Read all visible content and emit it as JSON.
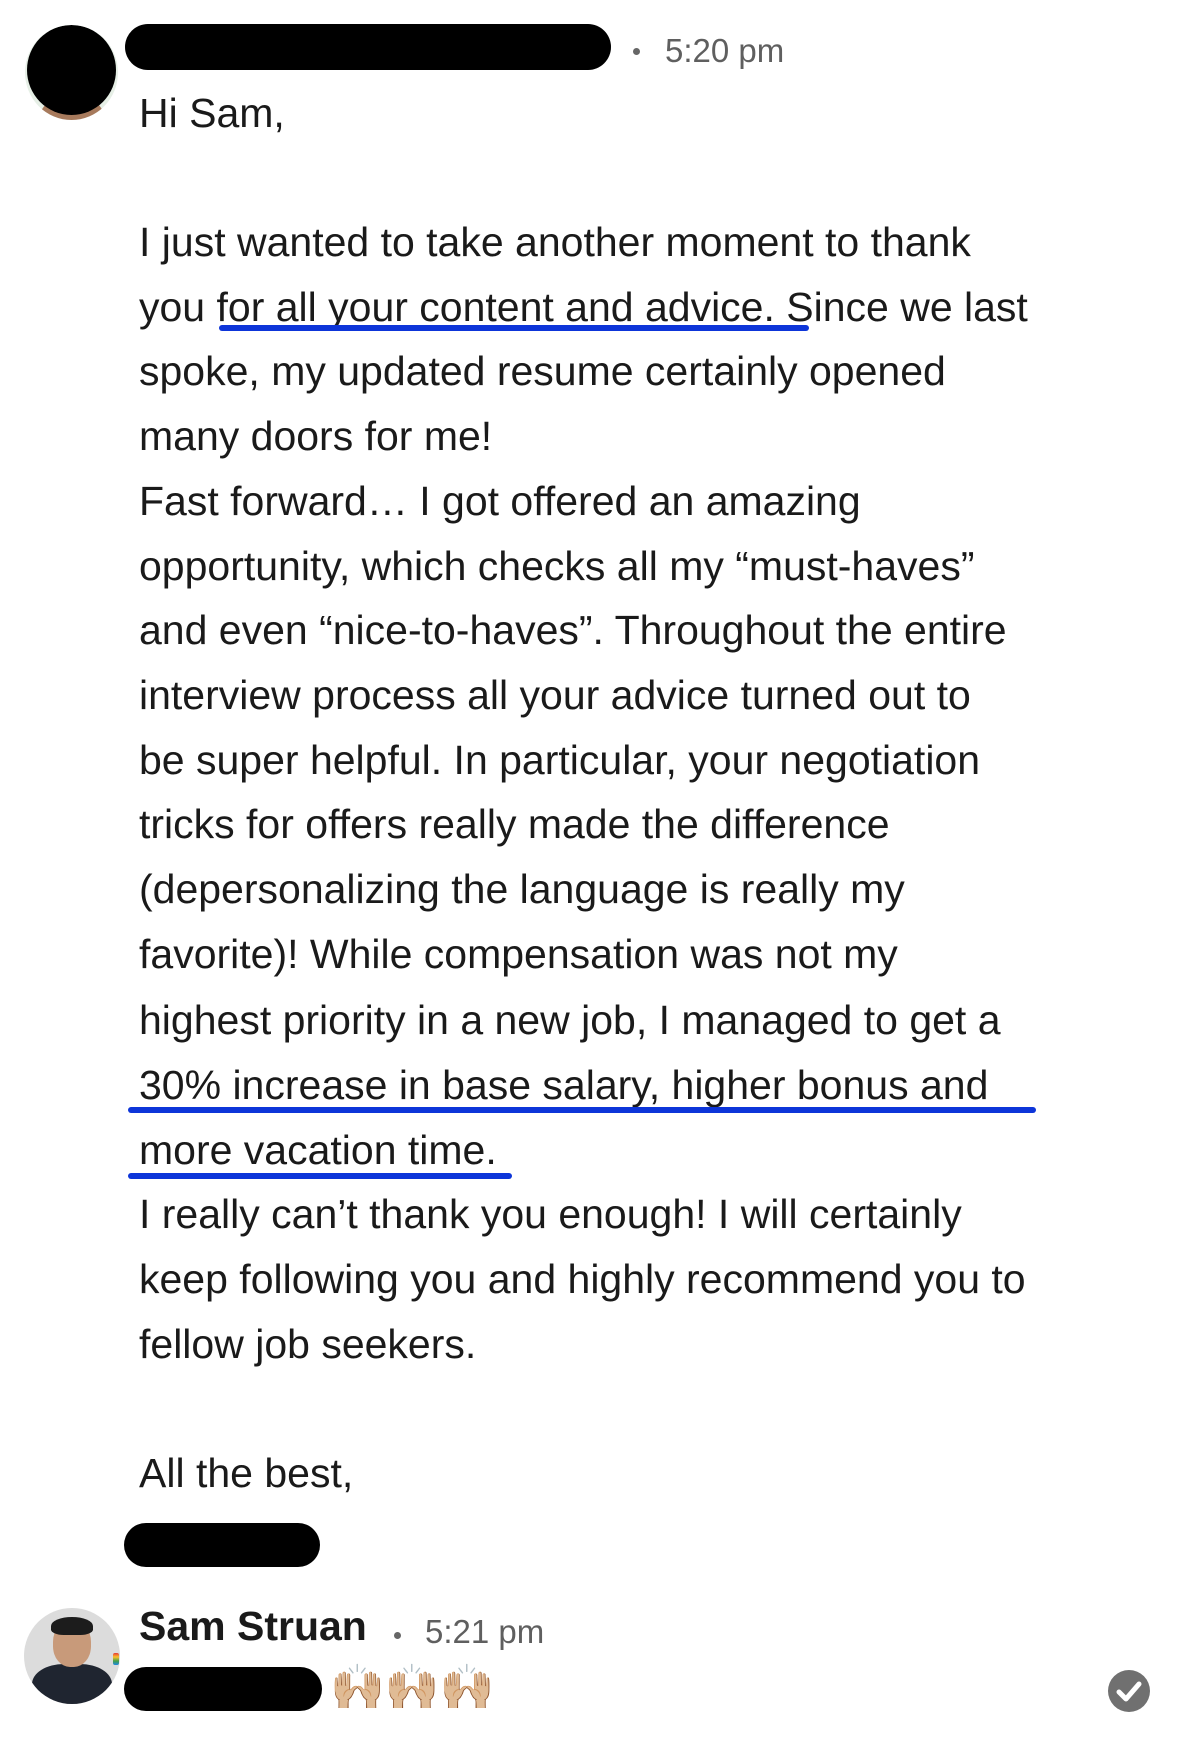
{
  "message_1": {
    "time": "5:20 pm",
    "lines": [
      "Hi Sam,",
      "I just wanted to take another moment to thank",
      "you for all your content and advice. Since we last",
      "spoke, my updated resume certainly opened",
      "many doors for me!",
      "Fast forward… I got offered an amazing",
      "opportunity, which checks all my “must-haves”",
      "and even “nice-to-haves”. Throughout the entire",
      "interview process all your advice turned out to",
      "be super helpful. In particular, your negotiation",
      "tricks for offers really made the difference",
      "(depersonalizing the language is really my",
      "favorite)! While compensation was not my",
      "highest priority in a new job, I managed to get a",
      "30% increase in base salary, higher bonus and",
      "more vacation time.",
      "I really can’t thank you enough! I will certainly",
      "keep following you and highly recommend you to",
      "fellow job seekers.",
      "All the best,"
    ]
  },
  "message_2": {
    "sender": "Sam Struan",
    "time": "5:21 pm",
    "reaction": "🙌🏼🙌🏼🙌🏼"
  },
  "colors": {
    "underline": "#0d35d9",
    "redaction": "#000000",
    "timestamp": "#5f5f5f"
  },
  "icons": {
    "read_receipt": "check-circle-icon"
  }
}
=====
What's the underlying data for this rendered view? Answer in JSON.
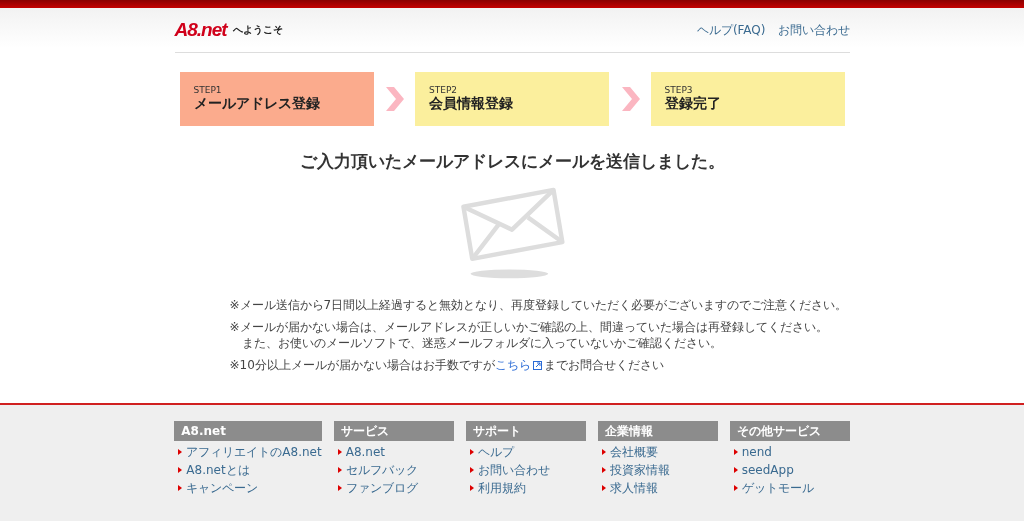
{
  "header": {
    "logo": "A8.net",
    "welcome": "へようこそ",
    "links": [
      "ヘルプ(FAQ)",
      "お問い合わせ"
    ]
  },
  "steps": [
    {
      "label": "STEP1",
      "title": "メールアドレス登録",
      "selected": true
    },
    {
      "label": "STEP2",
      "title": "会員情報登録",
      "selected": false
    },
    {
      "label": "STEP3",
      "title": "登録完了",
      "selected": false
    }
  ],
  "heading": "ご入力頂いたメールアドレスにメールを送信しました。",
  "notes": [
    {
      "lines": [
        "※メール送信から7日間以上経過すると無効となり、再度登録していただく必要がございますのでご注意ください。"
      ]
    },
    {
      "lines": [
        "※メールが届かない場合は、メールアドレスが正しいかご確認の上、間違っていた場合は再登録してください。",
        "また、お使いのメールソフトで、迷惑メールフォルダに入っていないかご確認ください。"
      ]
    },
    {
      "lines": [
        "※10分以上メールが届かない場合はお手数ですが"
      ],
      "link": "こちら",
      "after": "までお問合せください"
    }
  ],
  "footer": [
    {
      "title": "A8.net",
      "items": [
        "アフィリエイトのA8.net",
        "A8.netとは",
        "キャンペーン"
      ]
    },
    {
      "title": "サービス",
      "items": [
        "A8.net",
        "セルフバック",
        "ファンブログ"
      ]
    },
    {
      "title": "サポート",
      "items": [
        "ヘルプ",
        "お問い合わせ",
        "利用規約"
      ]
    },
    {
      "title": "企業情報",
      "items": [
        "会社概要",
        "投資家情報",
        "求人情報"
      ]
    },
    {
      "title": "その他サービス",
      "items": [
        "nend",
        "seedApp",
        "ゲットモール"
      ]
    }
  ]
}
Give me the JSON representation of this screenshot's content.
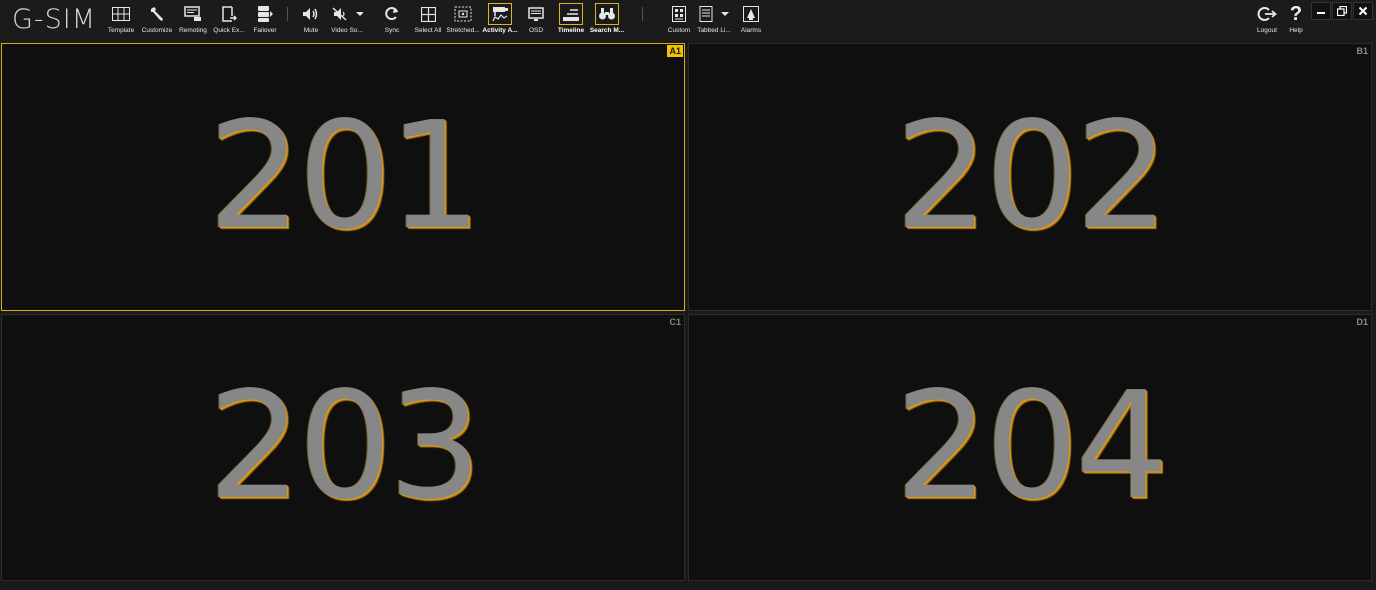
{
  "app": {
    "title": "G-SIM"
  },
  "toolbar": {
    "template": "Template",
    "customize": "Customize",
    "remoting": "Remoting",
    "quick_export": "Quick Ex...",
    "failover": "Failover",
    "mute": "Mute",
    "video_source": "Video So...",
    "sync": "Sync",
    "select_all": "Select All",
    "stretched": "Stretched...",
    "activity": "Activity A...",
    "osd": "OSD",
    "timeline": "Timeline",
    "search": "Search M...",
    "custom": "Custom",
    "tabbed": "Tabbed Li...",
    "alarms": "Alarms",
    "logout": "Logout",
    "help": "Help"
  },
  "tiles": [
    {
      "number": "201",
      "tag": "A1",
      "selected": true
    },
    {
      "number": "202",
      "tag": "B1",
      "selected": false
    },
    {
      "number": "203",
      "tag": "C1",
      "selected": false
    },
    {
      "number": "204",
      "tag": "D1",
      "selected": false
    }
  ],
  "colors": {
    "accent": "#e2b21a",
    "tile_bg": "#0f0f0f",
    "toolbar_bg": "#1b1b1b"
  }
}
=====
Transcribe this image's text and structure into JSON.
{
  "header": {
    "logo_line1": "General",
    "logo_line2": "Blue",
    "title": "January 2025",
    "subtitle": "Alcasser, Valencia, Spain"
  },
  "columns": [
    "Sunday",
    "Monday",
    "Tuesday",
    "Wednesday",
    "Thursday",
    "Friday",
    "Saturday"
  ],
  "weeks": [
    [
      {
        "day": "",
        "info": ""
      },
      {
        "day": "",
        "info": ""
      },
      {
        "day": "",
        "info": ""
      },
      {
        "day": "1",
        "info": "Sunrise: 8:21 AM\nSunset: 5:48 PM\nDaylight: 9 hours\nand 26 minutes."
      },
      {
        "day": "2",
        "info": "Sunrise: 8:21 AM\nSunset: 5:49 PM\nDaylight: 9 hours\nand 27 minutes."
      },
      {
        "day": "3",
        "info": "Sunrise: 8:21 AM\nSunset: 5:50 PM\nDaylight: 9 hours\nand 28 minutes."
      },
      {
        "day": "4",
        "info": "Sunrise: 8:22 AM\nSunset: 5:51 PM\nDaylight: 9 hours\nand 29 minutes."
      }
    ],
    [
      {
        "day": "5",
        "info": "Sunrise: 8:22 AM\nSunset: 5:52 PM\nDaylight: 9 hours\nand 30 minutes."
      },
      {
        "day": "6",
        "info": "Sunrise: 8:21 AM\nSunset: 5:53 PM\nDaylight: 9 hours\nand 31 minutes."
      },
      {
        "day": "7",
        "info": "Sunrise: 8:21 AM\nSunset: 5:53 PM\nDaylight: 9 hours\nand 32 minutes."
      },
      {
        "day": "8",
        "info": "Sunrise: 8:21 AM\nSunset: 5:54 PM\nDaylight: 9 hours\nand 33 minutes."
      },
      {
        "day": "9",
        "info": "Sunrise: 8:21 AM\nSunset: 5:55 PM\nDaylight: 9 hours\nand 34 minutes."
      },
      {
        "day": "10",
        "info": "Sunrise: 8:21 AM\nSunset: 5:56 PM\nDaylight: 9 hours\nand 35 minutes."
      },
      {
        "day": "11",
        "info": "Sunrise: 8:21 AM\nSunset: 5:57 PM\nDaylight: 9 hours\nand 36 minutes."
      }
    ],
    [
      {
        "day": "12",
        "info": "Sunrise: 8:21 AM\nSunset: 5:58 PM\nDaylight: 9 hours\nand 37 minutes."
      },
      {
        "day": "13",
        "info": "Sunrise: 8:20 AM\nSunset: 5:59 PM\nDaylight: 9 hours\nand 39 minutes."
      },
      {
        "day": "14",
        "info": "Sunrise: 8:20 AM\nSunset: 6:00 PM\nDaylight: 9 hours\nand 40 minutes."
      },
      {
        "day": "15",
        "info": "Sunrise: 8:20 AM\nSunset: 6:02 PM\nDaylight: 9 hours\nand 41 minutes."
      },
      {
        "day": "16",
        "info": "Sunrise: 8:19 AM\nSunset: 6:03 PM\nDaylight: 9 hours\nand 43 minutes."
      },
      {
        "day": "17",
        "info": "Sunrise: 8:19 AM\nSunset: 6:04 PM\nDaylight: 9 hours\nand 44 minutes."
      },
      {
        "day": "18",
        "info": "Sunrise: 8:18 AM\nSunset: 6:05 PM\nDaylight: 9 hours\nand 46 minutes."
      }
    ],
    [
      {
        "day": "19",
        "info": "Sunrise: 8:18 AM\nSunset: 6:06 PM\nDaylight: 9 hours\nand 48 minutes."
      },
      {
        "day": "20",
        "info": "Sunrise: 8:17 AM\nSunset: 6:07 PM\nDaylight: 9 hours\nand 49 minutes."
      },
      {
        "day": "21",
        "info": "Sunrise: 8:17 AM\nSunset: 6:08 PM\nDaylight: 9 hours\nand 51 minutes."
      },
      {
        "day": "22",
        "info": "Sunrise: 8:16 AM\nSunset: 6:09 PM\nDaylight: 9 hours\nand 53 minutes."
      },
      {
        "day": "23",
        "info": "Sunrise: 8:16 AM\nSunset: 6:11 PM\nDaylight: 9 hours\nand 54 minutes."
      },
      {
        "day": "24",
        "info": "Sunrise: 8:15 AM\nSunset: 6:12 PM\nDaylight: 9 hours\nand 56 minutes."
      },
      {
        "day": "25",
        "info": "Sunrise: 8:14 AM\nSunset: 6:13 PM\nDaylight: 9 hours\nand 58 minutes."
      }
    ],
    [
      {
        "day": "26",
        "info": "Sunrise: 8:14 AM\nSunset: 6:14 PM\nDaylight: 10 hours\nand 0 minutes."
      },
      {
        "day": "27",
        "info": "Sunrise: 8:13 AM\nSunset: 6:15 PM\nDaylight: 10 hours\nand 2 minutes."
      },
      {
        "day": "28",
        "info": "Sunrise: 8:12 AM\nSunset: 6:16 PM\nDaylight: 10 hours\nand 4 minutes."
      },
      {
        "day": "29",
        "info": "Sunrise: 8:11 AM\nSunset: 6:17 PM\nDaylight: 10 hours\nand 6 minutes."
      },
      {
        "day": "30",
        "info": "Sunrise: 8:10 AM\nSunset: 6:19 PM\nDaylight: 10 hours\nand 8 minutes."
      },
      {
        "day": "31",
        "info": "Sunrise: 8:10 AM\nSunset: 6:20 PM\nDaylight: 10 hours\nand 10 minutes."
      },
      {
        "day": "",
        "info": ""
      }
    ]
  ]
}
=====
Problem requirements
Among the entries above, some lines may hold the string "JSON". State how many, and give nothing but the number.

Answer section
4